→ TASK: The entries follow. Copy every line in which "TOTAL" appears.

→ PROVIDED RECORDS:
◇ ◇ ◇ ◇

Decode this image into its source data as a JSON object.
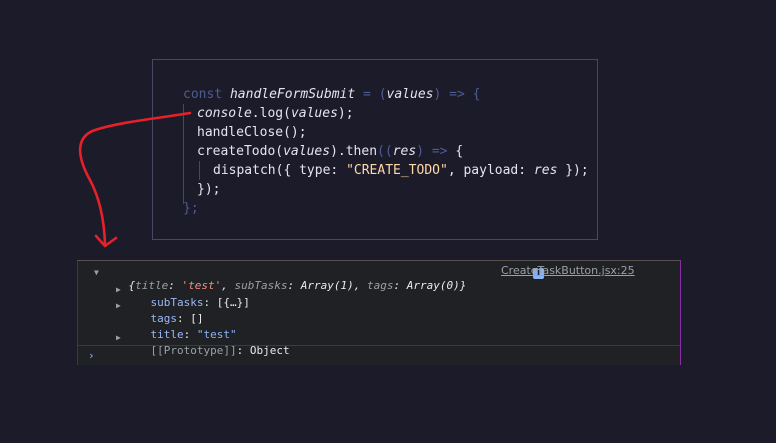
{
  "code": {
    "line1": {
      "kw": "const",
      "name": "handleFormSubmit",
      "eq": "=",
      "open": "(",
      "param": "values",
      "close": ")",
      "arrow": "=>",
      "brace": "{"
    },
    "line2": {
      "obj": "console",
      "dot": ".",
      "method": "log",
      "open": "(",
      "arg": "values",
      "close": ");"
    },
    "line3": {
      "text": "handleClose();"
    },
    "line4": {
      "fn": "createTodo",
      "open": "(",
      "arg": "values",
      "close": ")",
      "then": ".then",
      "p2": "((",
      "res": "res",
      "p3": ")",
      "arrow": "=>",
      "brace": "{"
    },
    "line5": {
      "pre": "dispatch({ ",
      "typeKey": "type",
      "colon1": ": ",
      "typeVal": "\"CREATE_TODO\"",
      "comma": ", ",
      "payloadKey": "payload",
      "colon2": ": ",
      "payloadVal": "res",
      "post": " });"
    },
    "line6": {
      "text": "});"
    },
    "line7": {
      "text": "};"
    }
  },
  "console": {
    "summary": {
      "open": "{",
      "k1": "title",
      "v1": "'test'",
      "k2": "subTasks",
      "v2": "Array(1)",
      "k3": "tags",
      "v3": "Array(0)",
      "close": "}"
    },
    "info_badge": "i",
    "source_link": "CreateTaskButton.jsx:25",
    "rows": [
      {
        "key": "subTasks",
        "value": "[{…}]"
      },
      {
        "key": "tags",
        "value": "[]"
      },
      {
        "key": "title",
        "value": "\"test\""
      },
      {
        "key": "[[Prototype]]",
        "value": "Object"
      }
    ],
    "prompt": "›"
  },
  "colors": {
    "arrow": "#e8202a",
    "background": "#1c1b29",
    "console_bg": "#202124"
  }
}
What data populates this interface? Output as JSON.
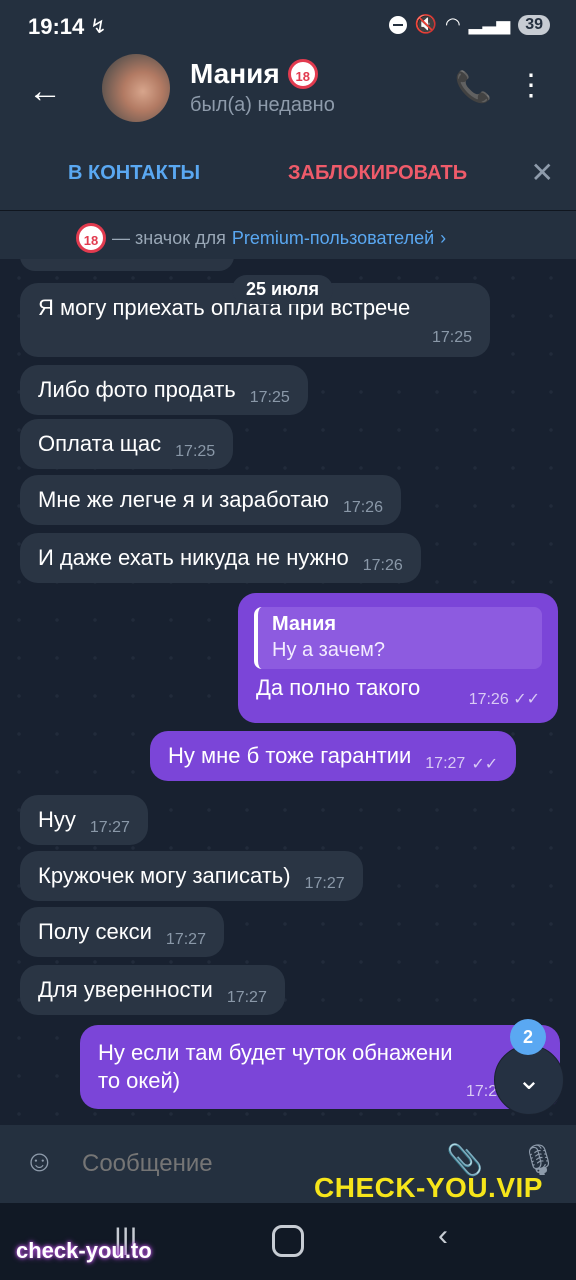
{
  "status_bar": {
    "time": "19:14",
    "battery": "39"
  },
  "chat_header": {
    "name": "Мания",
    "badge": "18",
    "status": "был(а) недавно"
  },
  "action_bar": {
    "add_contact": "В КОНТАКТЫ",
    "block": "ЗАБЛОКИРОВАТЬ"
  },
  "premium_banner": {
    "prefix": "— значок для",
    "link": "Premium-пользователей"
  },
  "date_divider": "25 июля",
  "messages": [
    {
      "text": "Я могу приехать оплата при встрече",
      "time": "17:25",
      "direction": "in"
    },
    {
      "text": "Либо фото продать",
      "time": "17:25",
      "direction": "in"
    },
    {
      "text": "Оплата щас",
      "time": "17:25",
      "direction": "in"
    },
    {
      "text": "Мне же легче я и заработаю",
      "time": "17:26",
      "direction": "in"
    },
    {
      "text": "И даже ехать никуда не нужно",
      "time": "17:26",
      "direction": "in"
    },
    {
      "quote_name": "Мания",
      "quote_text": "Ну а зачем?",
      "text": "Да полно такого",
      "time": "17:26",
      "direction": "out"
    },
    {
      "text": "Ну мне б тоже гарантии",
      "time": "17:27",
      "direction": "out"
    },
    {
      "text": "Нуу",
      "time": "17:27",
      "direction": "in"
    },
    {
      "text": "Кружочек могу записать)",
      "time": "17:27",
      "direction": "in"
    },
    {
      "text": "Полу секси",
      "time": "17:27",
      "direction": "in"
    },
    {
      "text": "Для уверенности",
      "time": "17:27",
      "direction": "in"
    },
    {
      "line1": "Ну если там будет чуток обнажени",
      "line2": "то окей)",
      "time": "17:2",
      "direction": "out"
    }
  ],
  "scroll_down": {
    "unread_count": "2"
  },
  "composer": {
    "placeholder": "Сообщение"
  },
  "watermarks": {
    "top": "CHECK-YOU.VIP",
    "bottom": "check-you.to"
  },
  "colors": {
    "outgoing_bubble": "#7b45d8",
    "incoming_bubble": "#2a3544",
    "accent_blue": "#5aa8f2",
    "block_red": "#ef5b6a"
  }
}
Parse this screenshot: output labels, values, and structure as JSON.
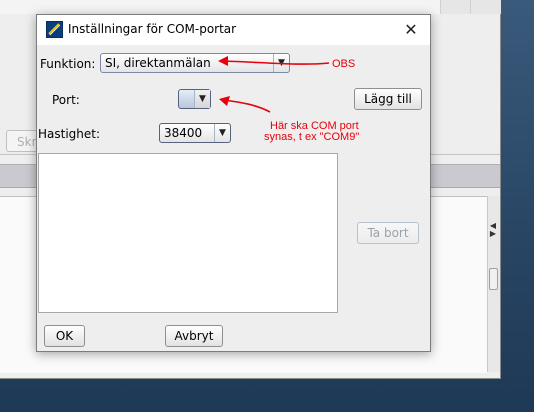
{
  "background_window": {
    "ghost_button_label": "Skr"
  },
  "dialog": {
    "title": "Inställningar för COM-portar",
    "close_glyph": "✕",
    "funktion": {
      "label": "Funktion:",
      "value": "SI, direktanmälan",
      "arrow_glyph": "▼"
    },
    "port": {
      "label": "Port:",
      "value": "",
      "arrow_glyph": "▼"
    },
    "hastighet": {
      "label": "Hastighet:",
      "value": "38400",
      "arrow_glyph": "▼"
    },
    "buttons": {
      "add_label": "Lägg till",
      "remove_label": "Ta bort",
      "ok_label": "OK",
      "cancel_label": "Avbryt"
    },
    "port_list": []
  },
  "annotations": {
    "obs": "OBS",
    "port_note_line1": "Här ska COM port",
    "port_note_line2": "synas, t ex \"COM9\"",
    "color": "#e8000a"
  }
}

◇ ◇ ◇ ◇

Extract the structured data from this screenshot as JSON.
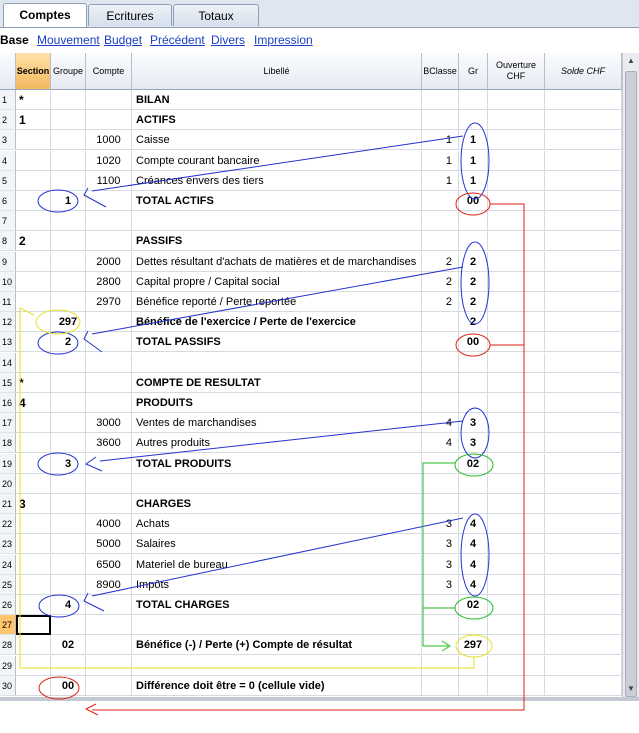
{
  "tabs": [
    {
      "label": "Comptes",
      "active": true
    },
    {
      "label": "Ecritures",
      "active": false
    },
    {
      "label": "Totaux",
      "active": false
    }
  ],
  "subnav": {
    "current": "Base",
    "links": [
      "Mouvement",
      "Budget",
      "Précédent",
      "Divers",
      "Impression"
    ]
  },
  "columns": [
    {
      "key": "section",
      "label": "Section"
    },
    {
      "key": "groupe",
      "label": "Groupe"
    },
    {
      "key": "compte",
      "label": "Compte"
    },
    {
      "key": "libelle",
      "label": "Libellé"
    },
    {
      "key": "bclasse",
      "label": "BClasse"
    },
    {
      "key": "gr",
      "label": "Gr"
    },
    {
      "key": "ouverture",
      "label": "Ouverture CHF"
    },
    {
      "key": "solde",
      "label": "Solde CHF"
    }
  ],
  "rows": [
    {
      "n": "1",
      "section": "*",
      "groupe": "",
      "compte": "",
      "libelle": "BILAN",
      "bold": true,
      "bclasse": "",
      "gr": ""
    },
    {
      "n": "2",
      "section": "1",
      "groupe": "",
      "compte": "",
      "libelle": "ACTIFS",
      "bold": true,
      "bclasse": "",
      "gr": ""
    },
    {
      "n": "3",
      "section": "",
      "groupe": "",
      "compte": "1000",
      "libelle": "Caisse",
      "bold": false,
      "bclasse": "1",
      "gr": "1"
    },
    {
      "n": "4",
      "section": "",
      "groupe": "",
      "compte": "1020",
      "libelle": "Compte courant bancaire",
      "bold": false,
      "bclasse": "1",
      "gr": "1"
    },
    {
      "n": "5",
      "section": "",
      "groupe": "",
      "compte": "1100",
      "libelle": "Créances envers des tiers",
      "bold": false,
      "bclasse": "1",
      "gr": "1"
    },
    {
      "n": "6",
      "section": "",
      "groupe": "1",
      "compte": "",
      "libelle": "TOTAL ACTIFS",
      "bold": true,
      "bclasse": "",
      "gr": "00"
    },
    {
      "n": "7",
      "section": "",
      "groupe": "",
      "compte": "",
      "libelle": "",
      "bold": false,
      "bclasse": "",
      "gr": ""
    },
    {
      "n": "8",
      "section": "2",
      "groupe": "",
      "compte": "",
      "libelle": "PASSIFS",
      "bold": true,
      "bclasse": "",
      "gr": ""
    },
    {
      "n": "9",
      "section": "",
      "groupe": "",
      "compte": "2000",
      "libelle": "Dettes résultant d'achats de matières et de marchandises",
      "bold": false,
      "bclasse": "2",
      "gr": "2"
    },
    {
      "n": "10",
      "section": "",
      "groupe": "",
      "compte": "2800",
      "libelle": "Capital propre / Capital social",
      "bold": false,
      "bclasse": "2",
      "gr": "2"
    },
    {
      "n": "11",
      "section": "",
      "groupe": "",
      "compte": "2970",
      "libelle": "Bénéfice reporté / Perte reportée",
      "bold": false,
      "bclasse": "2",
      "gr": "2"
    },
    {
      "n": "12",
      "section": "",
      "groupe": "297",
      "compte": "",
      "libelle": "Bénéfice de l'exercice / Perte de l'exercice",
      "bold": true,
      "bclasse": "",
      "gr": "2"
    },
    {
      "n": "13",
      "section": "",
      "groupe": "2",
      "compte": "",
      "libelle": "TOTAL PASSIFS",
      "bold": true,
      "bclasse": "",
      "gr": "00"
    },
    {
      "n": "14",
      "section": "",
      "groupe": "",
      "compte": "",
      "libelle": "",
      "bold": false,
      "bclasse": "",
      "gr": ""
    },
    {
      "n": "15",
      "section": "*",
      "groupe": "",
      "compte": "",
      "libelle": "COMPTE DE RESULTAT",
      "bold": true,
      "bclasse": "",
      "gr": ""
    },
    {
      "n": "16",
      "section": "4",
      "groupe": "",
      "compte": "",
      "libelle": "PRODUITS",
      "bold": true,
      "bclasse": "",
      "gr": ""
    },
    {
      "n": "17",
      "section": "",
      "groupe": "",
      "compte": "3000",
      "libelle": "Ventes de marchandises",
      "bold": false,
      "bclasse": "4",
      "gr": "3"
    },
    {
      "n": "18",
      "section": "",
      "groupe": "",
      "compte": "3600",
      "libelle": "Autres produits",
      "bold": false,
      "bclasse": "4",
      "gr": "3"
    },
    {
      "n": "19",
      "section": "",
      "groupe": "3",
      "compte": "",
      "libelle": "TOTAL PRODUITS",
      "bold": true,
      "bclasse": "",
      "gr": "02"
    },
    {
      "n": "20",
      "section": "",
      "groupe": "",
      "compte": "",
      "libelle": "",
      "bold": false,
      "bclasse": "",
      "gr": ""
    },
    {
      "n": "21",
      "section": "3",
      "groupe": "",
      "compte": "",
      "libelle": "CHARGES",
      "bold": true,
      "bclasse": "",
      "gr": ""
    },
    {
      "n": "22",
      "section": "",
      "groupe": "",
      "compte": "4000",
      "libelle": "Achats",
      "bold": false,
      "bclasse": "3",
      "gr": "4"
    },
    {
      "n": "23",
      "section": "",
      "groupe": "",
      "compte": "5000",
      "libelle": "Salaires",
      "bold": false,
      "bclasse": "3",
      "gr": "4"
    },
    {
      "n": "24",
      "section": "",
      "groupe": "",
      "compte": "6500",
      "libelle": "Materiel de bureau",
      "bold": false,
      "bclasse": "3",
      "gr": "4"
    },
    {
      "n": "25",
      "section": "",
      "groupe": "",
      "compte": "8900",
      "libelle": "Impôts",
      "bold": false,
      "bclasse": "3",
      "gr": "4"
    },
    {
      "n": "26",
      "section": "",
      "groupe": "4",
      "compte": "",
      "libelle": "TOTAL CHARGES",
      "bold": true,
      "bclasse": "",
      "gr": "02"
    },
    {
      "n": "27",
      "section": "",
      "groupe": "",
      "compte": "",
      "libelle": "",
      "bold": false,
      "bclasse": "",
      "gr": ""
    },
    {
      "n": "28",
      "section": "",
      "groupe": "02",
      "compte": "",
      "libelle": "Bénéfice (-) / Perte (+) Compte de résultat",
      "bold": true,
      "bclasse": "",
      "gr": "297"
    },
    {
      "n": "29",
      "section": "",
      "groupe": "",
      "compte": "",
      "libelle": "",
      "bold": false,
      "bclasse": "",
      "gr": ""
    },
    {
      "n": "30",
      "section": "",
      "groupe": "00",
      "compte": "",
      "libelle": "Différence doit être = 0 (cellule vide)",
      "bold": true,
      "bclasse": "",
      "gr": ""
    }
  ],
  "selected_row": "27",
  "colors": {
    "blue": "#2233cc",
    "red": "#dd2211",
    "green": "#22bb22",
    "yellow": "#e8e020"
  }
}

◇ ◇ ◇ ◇

→ PROBLEM SOLUTION:
      "libelle": "TOTAL ACTIFS",
      "libelle": "TOTAL PASSIFS",
      "libelle": "TOTAL PRODUITS",
      "libelle": "TOTAL CHARGES",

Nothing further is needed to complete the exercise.